Read more about Lauren Kohn

She participated as a ‘key stakeholder and expert on socio-economic rights and the Constitution’ at colloquia held in respect of the ‘Assessment of the impact of the decisions of the CC and SCA on the transformation of society’. Prior to joining academia, Lauren practiced as an Attorney at Webber Wentzel where she worked for several years and specialised in Public Law. She obtained the highest mark for the Attorneys Admission Bar Exam (Court Practice) in the Cape of Good Hope. Lauren still consults and has advised on various Regulatory, Administrative, Constitutional and Procurement Law issues as a Legal Consultant at Caveat Legal. Lauren is a three-time graduate from UCT. She holds a B.Bus.Sci (Law Major) with Distinction and various class medals. Her LLB was awarded Magna Cum Laude and with several class medals and special awards (including prizes for coming 1st in class overall). She completed her LLM (Special field: Constitutional & Administrative Law) at UCT full-time in 2012 on the David & Elaine Potter Fellowship and DAAD-NRF Scholarship and obtained the Degree with Distinction and top marks. Her PhD research through Leiden Law School explores arguments for the reconceptualization of the separation of powers doctrine such that a formal ‘integrity branch’ might be recognised.

EDITORIAL BOARD
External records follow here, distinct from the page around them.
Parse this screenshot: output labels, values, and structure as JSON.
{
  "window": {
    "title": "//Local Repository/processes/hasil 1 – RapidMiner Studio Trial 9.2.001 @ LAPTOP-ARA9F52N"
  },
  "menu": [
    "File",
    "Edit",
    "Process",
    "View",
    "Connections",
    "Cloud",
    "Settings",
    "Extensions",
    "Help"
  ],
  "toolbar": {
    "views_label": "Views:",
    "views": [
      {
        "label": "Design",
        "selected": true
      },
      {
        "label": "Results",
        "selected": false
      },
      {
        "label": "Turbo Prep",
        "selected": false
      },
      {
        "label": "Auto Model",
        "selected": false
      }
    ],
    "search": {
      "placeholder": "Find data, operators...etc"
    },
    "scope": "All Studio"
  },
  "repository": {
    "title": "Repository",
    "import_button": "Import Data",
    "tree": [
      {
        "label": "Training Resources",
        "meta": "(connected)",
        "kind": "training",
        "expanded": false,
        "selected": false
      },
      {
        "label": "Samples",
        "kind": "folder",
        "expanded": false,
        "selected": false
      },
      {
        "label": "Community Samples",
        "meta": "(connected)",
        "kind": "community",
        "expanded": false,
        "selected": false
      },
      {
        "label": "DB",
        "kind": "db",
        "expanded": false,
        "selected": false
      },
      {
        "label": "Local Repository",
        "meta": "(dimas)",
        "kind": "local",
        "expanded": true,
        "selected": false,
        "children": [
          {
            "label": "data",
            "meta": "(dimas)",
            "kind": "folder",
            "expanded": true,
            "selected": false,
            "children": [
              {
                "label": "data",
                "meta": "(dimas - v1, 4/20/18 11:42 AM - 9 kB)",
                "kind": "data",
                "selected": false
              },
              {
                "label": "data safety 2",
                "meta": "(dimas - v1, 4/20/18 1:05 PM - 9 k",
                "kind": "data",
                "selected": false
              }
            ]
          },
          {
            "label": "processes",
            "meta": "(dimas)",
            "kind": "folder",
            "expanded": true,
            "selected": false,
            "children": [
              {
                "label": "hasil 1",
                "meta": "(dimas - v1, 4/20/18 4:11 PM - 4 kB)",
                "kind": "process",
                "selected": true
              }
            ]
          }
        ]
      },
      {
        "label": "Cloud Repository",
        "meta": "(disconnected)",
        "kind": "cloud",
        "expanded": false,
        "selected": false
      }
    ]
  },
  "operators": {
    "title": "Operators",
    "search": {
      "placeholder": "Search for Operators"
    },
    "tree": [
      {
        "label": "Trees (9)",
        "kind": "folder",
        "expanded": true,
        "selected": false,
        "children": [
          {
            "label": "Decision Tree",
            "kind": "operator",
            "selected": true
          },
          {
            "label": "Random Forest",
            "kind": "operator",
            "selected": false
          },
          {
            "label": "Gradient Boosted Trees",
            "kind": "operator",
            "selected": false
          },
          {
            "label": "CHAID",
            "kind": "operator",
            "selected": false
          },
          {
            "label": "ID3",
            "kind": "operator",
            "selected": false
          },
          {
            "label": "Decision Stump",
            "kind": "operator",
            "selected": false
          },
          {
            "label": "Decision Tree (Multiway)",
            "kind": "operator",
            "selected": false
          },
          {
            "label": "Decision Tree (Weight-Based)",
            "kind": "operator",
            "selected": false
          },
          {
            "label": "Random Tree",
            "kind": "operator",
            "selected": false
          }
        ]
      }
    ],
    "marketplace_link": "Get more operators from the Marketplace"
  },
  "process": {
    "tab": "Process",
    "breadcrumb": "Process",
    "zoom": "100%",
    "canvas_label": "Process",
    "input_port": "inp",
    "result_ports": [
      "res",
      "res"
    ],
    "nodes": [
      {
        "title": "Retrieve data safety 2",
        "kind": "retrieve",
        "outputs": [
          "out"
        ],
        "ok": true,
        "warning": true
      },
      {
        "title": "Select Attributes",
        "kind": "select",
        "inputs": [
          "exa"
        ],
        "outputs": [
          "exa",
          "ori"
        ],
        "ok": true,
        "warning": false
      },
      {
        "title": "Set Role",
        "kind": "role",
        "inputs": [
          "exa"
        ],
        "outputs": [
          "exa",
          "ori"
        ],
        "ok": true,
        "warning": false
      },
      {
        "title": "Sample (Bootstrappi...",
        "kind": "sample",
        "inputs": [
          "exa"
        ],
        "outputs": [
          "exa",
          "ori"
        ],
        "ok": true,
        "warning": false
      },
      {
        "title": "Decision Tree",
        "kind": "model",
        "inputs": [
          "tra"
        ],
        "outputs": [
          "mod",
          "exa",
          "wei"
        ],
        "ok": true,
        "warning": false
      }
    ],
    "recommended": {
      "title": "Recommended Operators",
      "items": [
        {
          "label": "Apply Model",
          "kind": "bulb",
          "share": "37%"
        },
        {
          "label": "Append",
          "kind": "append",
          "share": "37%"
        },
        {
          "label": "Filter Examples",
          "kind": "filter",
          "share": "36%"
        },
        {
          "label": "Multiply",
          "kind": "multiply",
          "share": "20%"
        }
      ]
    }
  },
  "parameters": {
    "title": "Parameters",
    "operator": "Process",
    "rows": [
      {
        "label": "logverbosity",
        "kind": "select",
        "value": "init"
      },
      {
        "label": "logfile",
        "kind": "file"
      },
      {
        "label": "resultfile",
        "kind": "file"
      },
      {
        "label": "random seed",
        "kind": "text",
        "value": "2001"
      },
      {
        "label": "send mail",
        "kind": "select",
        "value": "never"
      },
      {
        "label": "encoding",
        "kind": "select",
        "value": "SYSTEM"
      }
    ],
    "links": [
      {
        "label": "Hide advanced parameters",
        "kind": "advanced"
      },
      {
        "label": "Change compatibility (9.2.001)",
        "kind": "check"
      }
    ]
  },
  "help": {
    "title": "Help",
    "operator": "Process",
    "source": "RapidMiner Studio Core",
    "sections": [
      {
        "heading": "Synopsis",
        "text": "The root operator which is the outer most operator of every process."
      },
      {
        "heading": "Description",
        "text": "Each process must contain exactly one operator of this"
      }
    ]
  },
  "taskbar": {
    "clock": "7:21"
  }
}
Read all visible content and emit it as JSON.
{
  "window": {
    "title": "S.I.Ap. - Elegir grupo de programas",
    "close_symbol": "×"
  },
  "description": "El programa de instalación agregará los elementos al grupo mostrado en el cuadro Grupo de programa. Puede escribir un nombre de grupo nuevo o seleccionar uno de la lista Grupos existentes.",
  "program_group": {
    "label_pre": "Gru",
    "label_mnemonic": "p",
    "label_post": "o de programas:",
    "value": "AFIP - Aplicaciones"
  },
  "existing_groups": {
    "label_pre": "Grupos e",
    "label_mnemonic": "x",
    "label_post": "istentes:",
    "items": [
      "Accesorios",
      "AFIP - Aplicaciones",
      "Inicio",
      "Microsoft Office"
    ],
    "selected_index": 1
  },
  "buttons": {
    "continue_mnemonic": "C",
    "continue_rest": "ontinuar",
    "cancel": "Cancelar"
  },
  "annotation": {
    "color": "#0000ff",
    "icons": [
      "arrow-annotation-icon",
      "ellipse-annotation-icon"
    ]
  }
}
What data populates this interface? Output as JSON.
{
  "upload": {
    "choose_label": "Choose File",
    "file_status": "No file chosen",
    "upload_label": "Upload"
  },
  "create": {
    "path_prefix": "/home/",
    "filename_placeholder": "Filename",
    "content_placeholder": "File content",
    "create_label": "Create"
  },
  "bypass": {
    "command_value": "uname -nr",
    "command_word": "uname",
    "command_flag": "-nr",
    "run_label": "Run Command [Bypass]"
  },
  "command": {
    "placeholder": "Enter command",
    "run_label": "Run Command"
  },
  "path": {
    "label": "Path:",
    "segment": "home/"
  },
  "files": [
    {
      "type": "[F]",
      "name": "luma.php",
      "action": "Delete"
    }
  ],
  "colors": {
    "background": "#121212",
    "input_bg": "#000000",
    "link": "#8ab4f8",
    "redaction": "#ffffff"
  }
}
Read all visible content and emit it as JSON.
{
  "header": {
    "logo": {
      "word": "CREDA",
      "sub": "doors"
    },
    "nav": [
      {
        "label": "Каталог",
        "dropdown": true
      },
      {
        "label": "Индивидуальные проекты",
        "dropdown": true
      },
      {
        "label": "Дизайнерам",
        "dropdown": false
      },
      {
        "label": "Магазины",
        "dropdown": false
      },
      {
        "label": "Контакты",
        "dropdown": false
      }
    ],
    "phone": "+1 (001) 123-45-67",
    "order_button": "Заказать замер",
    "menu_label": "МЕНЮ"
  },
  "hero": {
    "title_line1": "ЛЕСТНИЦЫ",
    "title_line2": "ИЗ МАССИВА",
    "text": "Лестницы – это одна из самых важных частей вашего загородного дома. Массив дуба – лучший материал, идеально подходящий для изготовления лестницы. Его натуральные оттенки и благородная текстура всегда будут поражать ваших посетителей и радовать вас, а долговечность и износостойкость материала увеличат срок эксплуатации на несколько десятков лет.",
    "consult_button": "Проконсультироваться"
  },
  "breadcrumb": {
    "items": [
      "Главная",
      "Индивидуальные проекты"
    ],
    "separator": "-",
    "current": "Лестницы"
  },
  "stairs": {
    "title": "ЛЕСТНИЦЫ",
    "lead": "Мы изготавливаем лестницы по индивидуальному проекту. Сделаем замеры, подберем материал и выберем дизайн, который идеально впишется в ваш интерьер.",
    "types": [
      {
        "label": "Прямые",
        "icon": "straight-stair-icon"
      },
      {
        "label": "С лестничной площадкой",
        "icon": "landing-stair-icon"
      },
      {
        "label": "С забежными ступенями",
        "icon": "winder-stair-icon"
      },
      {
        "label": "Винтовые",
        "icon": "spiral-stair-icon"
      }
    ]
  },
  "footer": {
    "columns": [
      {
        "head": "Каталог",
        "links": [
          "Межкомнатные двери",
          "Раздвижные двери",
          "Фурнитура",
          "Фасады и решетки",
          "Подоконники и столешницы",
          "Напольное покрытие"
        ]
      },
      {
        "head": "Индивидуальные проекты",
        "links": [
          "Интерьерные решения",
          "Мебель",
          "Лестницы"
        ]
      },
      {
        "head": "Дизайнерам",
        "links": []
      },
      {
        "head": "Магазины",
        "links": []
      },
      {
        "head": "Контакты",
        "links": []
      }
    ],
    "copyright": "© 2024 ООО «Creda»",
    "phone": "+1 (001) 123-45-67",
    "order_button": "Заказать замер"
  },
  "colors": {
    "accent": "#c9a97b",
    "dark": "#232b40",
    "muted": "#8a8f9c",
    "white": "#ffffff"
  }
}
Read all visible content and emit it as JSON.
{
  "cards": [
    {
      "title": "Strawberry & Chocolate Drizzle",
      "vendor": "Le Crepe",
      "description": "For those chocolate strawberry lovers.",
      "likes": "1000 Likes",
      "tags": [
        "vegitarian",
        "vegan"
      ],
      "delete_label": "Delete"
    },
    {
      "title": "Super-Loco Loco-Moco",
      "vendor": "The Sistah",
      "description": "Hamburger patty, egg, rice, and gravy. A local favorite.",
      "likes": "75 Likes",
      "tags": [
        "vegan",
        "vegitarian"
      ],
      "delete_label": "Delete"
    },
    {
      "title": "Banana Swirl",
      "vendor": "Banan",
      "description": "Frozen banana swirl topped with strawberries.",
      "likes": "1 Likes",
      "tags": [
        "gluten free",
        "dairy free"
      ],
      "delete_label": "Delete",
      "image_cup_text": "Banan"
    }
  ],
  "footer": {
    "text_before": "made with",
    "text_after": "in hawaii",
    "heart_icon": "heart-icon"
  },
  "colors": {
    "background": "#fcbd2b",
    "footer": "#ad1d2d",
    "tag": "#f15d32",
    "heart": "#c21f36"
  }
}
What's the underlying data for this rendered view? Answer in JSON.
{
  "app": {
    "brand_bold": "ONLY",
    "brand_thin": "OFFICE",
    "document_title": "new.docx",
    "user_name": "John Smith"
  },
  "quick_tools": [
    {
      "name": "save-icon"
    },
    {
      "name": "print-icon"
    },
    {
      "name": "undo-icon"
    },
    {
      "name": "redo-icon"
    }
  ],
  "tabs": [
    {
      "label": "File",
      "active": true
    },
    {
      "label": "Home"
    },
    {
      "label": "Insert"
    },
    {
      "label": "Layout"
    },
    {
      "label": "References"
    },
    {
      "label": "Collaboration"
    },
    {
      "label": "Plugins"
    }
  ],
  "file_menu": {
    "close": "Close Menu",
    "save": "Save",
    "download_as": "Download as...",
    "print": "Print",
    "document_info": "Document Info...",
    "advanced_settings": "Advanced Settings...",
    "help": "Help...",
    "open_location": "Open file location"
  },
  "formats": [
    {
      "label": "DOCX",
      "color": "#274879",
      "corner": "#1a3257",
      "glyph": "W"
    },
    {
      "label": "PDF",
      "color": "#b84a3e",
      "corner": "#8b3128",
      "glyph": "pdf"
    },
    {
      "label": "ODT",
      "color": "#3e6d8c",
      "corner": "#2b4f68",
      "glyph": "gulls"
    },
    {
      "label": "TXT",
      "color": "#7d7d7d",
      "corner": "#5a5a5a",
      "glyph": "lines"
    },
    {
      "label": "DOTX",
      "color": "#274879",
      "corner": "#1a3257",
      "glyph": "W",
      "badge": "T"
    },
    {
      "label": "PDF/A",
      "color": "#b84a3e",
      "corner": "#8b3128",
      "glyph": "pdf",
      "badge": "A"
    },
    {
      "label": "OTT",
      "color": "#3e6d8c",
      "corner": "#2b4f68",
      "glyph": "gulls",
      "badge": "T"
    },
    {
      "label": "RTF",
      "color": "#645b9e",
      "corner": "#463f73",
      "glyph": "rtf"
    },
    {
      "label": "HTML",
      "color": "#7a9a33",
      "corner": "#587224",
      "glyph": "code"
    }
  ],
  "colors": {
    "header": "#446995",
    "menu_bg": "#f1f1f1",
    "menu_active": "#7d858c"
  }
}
Laurie Ackermann – Constitutional Court Justice Emeritus, Constitutional Court of South Africa
Mary Arden – Justice, Court of Appeal of England & Wales
Danwood Chirwa – Professor, University of Cape Town
Sujit Choudhry – Dean and Professor, University of California, Berkeley
Christian Courtis – Human Rights Officer, UN Office of the High Commissioner for Human Rights
Javier Couso – Professor, Universidad Diego Portales, Chile
Stephen Ellmann – Professor, New York Law School
Charles Fombad – Professor, University of Pretoria
Nicole Fritz – Director, Southern African Litigation Centre
Karthy Govender – Professor, University of KwaZulu-Natal
Jack Greenberg – Professor, Columbia University
Michelo Hansungule – Professor, University of Pretoria

 

Karl Klare – Professor, Northeastern University
Heinz Klug – Professor, University of Wisconsin
Sandy Liebenberg – Professor, Stellenbosch University
Frank Michelman – Professor, Harvard Law School
John Mubangizi – Professor, University of KwaZulu-Natal
Christina Murray – Professor, University of Cape Town
Enyinna Nwauche – Professor, Rivers State University
Catherine O’Regan – Constitutional Court Justice Emeritus, Constitutional Court of South Africa
Theunis Roux – Professor, University of New South Wales
Cheryl Saunders – Professor, University of Melbourne
Dire Tladi – Legal Counsel, South Africa, United Nations
Andre van der Walt – Professor, Stellenbosch University